5.) The plebiscite requirement in the BBL is faithful to the constitutional process of creating an autonomous region.

One of the biggest revisions proposed by the peace council was to do away with the opt-in provision that would allow the Bangsamoro territory to expand after its boundaries have been established in a plebiscite.

“As regards the opt-in provisions of contiguous territories, the core Bangsamoro territories should not be allowed to increase indefinitely by the periodic vote of 10 percent of registered voters in the outer territories,” Davide said.

Davide said the peace council recommended the deletion of the opt-in provisions.

With these deletions, Davide said “the definition of the ‘Bangsamoro territory,’ along with ‘Bangsamoro people’ and ‘self-determination’ in the BBL may stand without need of neither amendment nor clarification.”

Davide said autonomy and self-governance were not equivalent to independence or statehood as feared by BBL critics. “It is a statement of national unity achieved not just by acknowledging human diversity, but allowing diversity to thrive,” said Davide.

Block grant like IRA

Davide said the block grant raised by BBL critics was not “akin” to the Priority Development Assistance Fund but to the internal revenue allotment (IRA) given to local government units.

“The block grant for the autonomous region is a faithful adherence to the constitutional mandate that local governments shall have a just share, as determined by law, in the national taxes which shall be automatically released to them,” said Davide.

On the Bangsamoro’s proposed creation of a Sharia court system, Davide said it was within the power of Congress to define and expand the jurisdiction of courts but still under the supervision of the Supreme Court.

To avoid confusion, Davide suggested that Congress clarify the provision, which states that the decisions of the Sharia High Court shall be final and executory by adding the clause “subject to the review powers of the Supreme Court.”

Davide also said that the Constitution permitted a parliamentary form of government in local government units even under a unitary form of government.

Special bodies

On concerns that the Bangsamoro would create its own Human Rights Commission, Auditing Body and Civil Service Office, Davide said that these special bodies would supplement and not supplant their national counterparts as these bodies would have concurrent and not exclusive powers.

Davide suggested that lawmakers insert a clarificatory clause to this provision (such as “without prejudice to the powers of”) to avoid confusion.

The panel also proposed the inclusion of “solidarity” and “devolved powers” in the provisions and using “parliamentary” instead of “ministerial” to ensure consistency and clarity in the BBL.

Poor not represented

During the hearing, former Commission on Elections Chair Christian Monsod said the peace council had “major limitations” in its work as the poor and the farmers were not properly represented in the council.

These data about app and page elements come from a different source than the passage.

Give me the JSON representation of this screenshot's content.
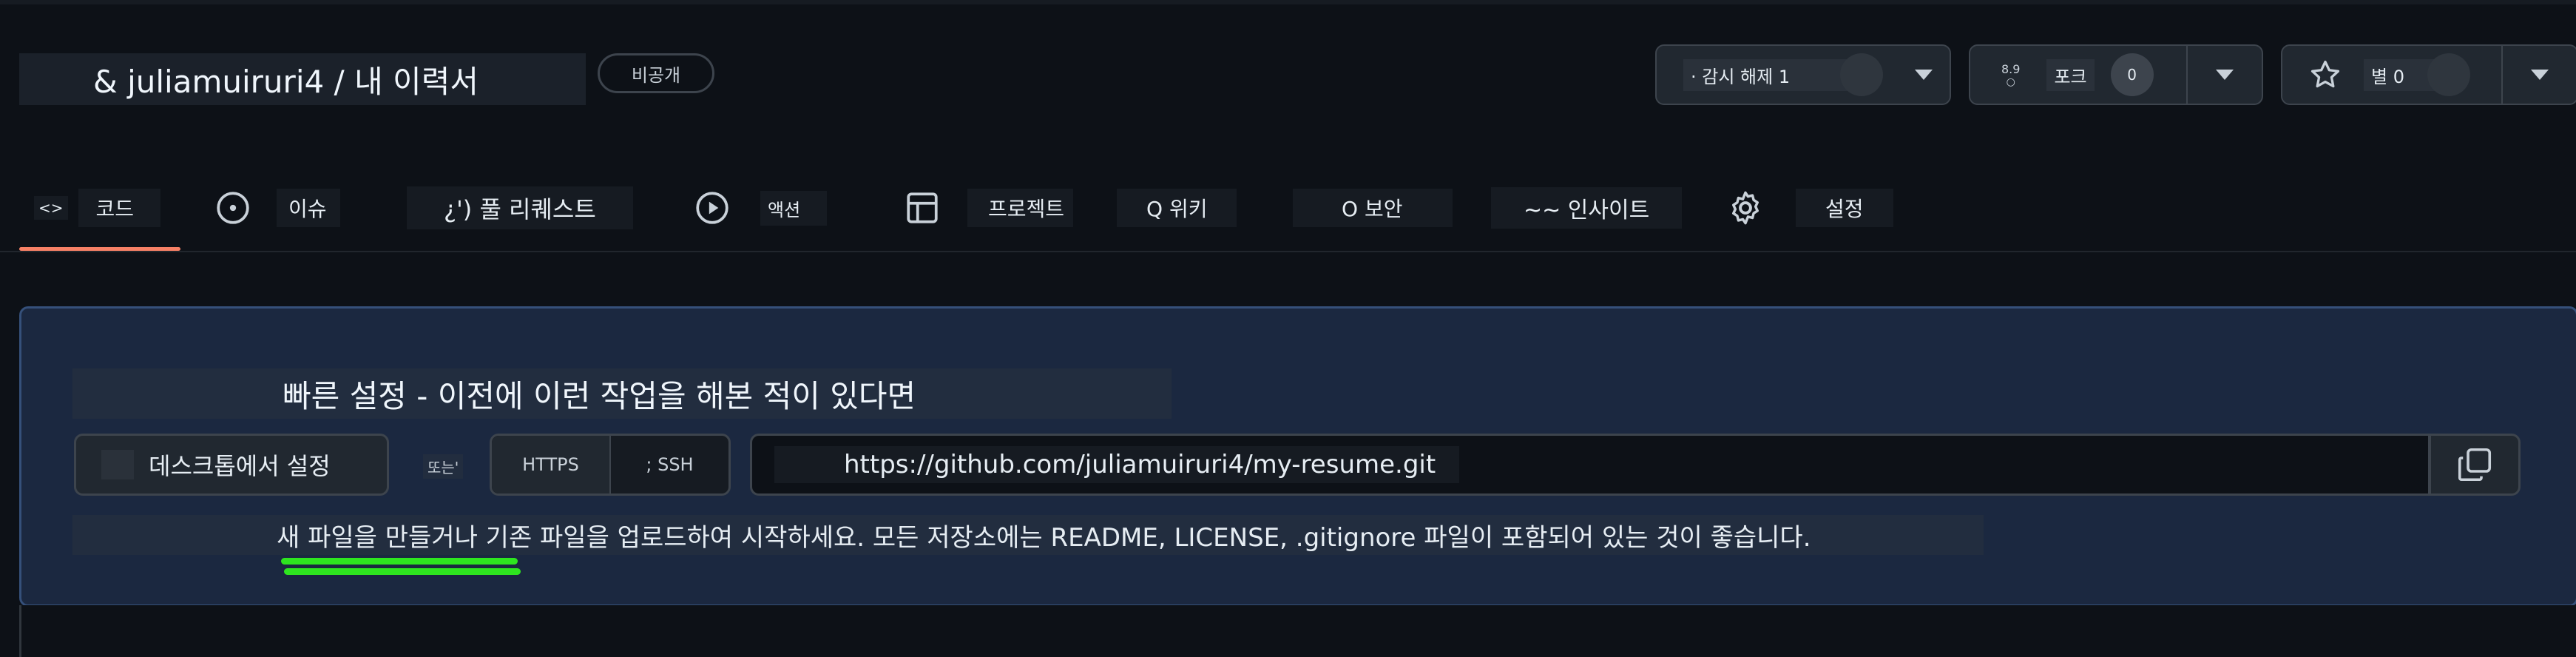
{
  "repo": {
    "title": "& juliamuiruri4 / 내 이력서",
    "visibility": "비공개"
  },
  "actions": {
    "watch": {
      "label": "· 감시 해제 1"
    },
    "fork": {
      "badge": "8.9",
      "label": "포크",
      "count": "0"
    },
    "star": {
      "label": "별 0"
    }
  },
  "nav": {
    "tabs": [
      {
        "icon": "<>",
        "label": "코드"
      },
      {
        "label": "이슈"
      },
      {
        "label": "¿') 풀 리퀘스트"
      },
      {
        "label": "액션"
      },
      {
        "label": "프로젝트"
      },
      {
        "label": "Q 위키"
      },
      {
        "label": "O 보안"
      },
      {
        "label": "~~ 인사이트"
      },
      {
        "label": "설정"
      }
    ]
  },
  "quick_setup": {
    "title": "빠른 설정 - 이전에 이런 작업을 해본 적이 있다면",
    "desktop_button": "데스크톱에서 설정",
    "or_label": "또는'",
    "protocols": [
      "HTTPS",
      "; SSH"
    ],
    "url": "https://github.com/juliamuiruri4/my-resume.git",
    "hint": "새 파일을 만들거나 기존 파일을 업로드하여 시작하세요. 모든 저장소에는 README, LICENSE, .gitignore 파일이 포함되어 있는 것이 좋습니다."
  },
  "colors": {
    "background": "#0d1117",
    "accent_underline": "#f78166",
    "panel_bg": "#1b2840",
    "highlight": "#2ee51f"
  }
}
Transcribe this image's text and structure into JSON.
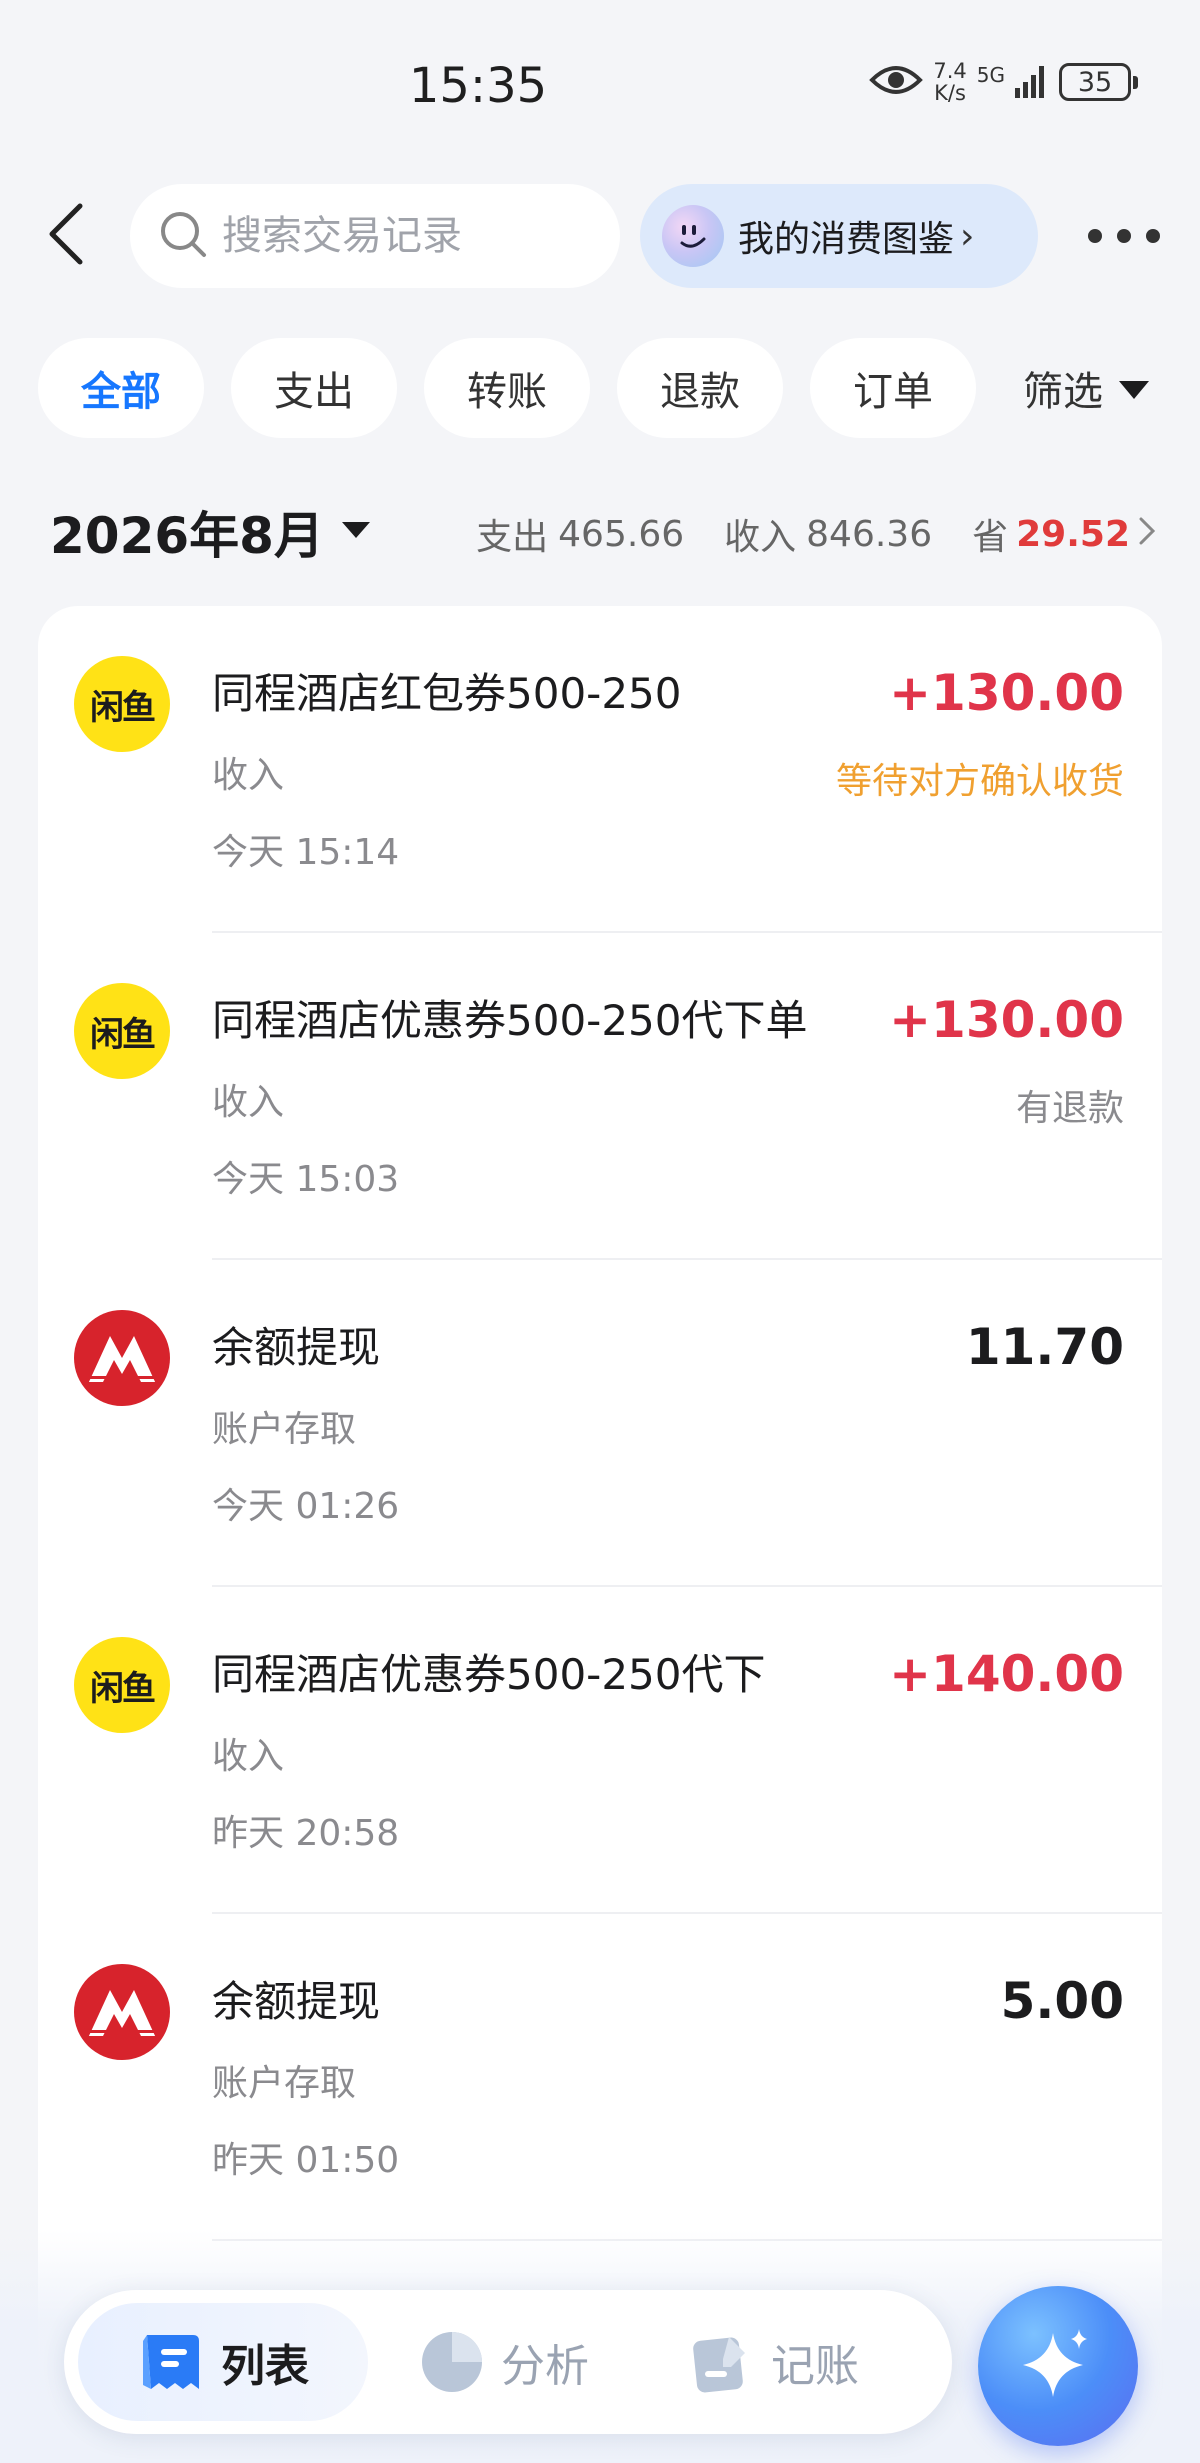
{
  "status_bar": {
    "time": "15:35",
    "net_speed_value": "7.4",
    "net_speed_unit": "K/s",
    "network": "5G",
    "battery": "35"
  },
  "header": {
    "search_placeholder": "搜索交易记录",
    "spending_pill_label": "我的消费图鉴",
    "pill_arrow": "›"
  },
  "filters": {
    "chips": [
      "全部",
      "支出",
      "转账",
      "退款",
      "订单"
    ],
    "active_index": 0,
    "filter_label": "筛选"
  },
  "month_summary": {
    "month": "2026年8月",
    "expense_label": "支出",
    "expense_value": "465.66",
    "income_label": "收入",
    "income_value": "846.36",
    "saved_label": "省",
    "saved_value": "29.52",
    "saved_color": "#e03b3b"
  },
  "transactions": [
    {
      "icon": "xianyu-logo-icon",
      "logo_text": "闲鱼",
      "title": "同程酒店红包券500-250",
      "category": "收入",
      "time": "今天 15:14",
      "amount": "+130.00",
      "amount_type": "income",
      "status": "等待对方确认收货",
      "status_type": "pending"
    },
    {
      "icon": "xianyu-logo-icon",
      "logo_text": "闲鱼",
      "title": "同程酒店优惠券500-250代下单",
      "category": "收入",
      "time": "今天 15:03",
      "amount": "+130.00",
      "amount_type": "income",
      "status": "有退款",
      "status_type": "normal"
    },
    {
      "icon": "cmb-bank-logo-icon",
      "title": "余额提现",
      "category": "账户存取",
      "time": "今天 01:26",
      "amount": "11.70",
      "amount_type": "neutral",
      "status": "",
      "status_type": "none"
    },
    {
      "icon": "xianyu-logo-icon",
      "logo_text": "闲鱼",
      "title": "同程酒店优惠券500-250代下",
      "category": "收入",
      "time": "昨天 20:58",
      "amount": "+140.00",
      "amount_type": "income",
      "status": "",
      "status_type": "none"
    },
    {
      "icon": "cmb-bank-logo-icon",
      "title": "余额提现",
      "category": "账户存取",
      "time": "昨天 01:50",
      "amount": "5.00",
      "amount_type": "neutral",
      "status": "",
      "status_type": "none"
    }
  ],
  "bottom_nav": {
    "items": [
      {
        "label": "列表",
        "icon": "list-icon",
        "active": true
      },
      {
        "label": "分析",
        "icon": "pie-chart-icon",
        "active": false
      },
      {
        "label": "记账",
        "icon": "bookkeeping-icon",
        "active": false
      }
    ],
    "ai_button_icon": "sparkle-icon"
  },
  "colors": {
    "accent": "#1677ff",
    "income": "#e0344a",
    "pending": "#f0a030",
    "xianyu_yellow": "#ffe216",
    "cmb_red": "#d7232c"
  }
}
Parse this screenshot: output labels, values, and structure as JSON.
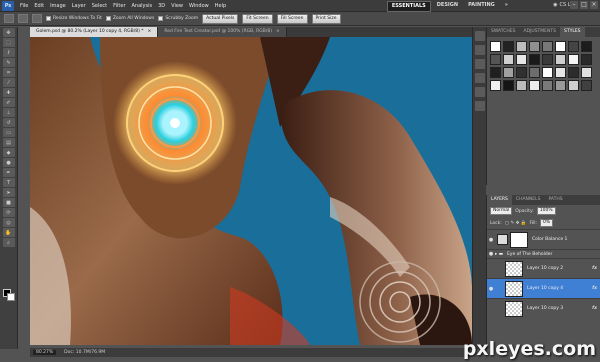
{
  "app": {
    "logo": "Ps",
    "menu": [
      "File",
      "Edit",
      "Image",
      "Layer",
      "Select",
      "Filter",
      "Analysis",
      "3D",
      "View",
      "Window",
      "Help"
    ],
    "workspaces": [
      "ESSENTIALS",
      "DESIGN",
      "PAINTING"
    ],
    "workspace_more": "»",
    "cs_live": "CS Live",
    "window_controls": [
      "–",
      "□",
      "×"
    ]
  },
  "options": {
    "resize_windows": "Resize Windows To Fit",
    "zoom_all": "Zoom All Windows",
    "scrubby_zoom": "Scrubby Zoom",
    "actual_pixels": "Actual Pixels",
    "fit_screen": "Fit Screen",
    "fill_screen": "Fill Screen",
    "print_size": "Print Size"
  },
  "documents": [
    {
      "title": "Golem.psd @ 80.2% (Layer 10 copy 4, RGB/8) *",
      "active": true
    },
    {
      "title": "Red Fire Text Creator.psd @ 100% (RGB, RGB/8)",
      "active": false
    }
  ],
  "status": {
    "zoom": "80.27%",
    "doc": "Doc: 10.7M/76.9M"
  },
  "styles_panel": {
    "tabs": [
      "SWATCHES",
      "ADJUSTMENTS",
      "STYLES"
    ],
    "swatch_colors": [
      "#ffffff",
      "#222222",
      "#bdbdbd",
      "#8f8f8f",
      "#777777",
      "#ffffff",
      "#444444",
      "#1c1c1c",
      "#555555",
      "#cfcfcf",
      "#e6e6e6",
      "#1a1a1a",
      "#3a3a3a",
      "#cfcfcf",
      "#f4f4f4",
      "#2a2a2a",
      "#202020",
      "#a0a0a0",
      "#303030",
      "#6d6d6d",
      "#ffffff",
      "#e6e6e6",
      "#2c2c2c",
      "#e0e0e0",
      "#f0f0f0",
      "#151515",
      "#bcbcbc",
      "#ececec",
      "#7a7a7a",
      "#999999",
      "#cfcfcf",
      "#404040"
    ]
  },
  "layers_panel": {
    "tabs": [
      "LAYERS",
      "CHANNELS",
      "PATHS"
    ],
    "blend_mode": "Normal",
    "opacity_label": "Opacity:",
    "opacity_value": "100%",
    "lock_label": "Lock:",
    "fill_label": "Fill:",
    "fill_value": "0%",
    "layers": [
      {
        "name": "Color Balance 1",
        "type": "adjustment",
        "selected": false
      },
      {
        "name": "Eye of The Beholder",
        "type": "group",
        "selected": false
      },
      {
        "name": "Layer 10 copy 2",
        "type": "pixel",
        "selected": false,
        "fx": "fx"
      },
      {
        "name": "Layer 10 copy 4",
        "type": "pixel",
        "selected": true,
        "fx": "fx"
      },
      {
        "name": "Layer 10 copy 3",
        "type": "pixel",
        "selected": false,
        "fx": "fx"
      }
    ]
  },
  "watermark": "pxleyes.com",
  "colors": {
    "canvas_sky": "#1a6e9a",
    "selection": "#3f7fd4",
    "accent_glow": "#ffb347"
  }
}
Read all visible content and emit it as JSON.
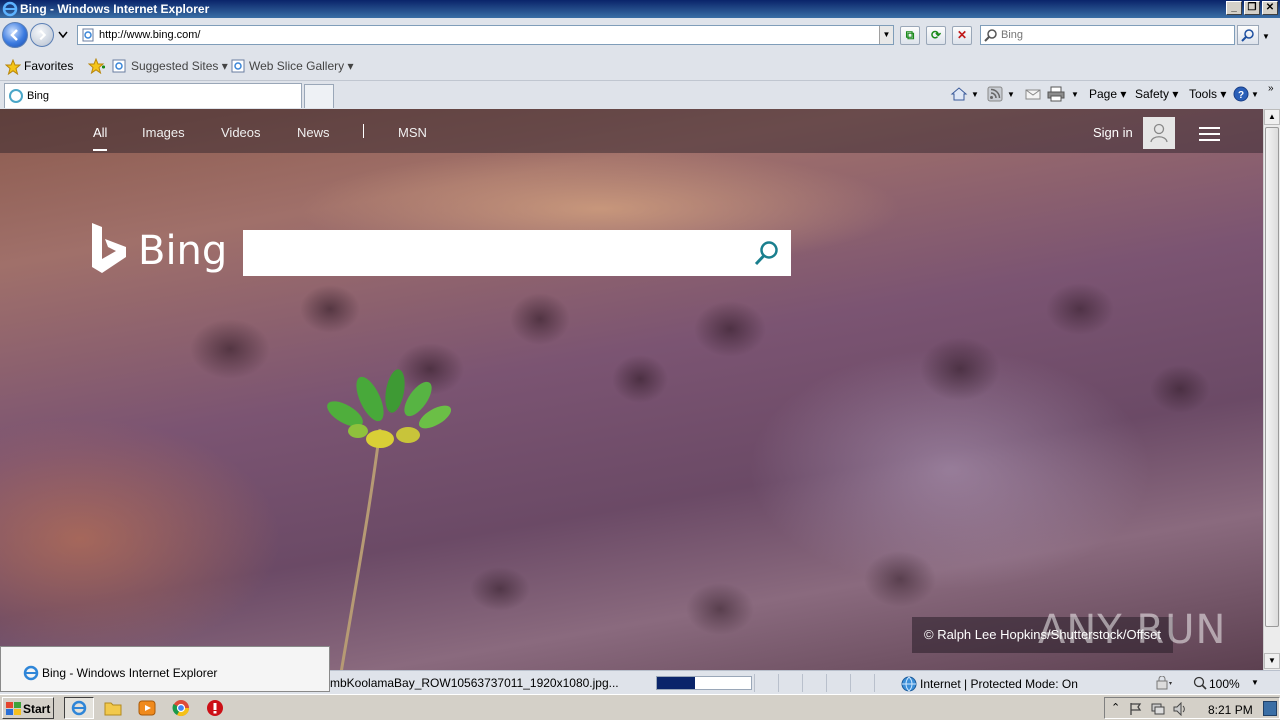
{
  "window": {
    "title": "Bing - Windows Internet Explorer"
  },
  "addressbar": {
    "url": "http://www.bing.com/",
    "search_placeholder": "Bing"
  },
  "favorites": {
    "favorites_label": "Favorites",
    "suggested_sites_label": "Suggested Sites",
    "web_slice_label": "Web Slice Gallery"
  },
  "tabs": [
    {
      "label": "Bing"
    }
  ],
  "commandbar": {
    "page_label": "Page",
    "safety_label": "Safety",
    "tools_label": "Tools"
  },
  "bing": {
    "nav": [
      "All",
      "Images",
      "Videos",
      "News",
      "MSN"
    ],
    "signin_label": "Sign in",
    "logo_text": "Bing",
    "copyright": "© Ralph Lee Hopkins/Shutterstock/Offset"
  },
  "watermark": "ANY RUN",
  "popup": {
    "label": "Bing - Windows Internet Explorer"
  },
  "statusbar": {
    "text": "mbKoolamaBay_ROW10563737011_1920x1080.jpg...",
    "progress_fraction": 0.4,
    "zone_text": "Internet | Protected Mode: On",
    "zoom_text": "100%"
  },
  "taskbar": {
    "start_label": "Start",
    "clock": "8:21 PM"
  },
  "colors": {
    "titlebar": "#0a246a",
    "accent": "#0a246a",
    "search_icon": "#1a7f8e"
  }
}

“The peace council is not a real citizen’s summit as the poorest of the poor have no representation and voice in the council. There are 24 million of them and 9 million of them are food-poor. They should have been heard in the meetings but they were not heard and, consequently, neither in the plenary,” said Monsod.

He said the summit was dominated by businessmen and indigenous people in Mindanao with special concerns.

BBL ad hoc committee chair and Cagayan de Oro Rep. Rufus Rodriguez said Congress would have to excise at least eight provisions in the BBL that his members deemed unconstitutional.

“I’m still of the belief that there can be no interference with the [duty of the constitutional] commissions. The constitutional commissions can make their own regional offices, enlarge their operations there and their powers and that’s perfectly within their duty, but Congress cannot determine, expand or create offices and place them under the commissions.

“We still believe the provisions on the [creation of Bangsamoro’s own constitutional] commissions should be removed,” Rodriguez said during a break in the hearing.

He said the creation of the Bangsamoro region’s own constitutional bodies would throw a monkey wrench at the work and mandate of existing commissions.

The peace council will submit the findings of its four clusters to Congress.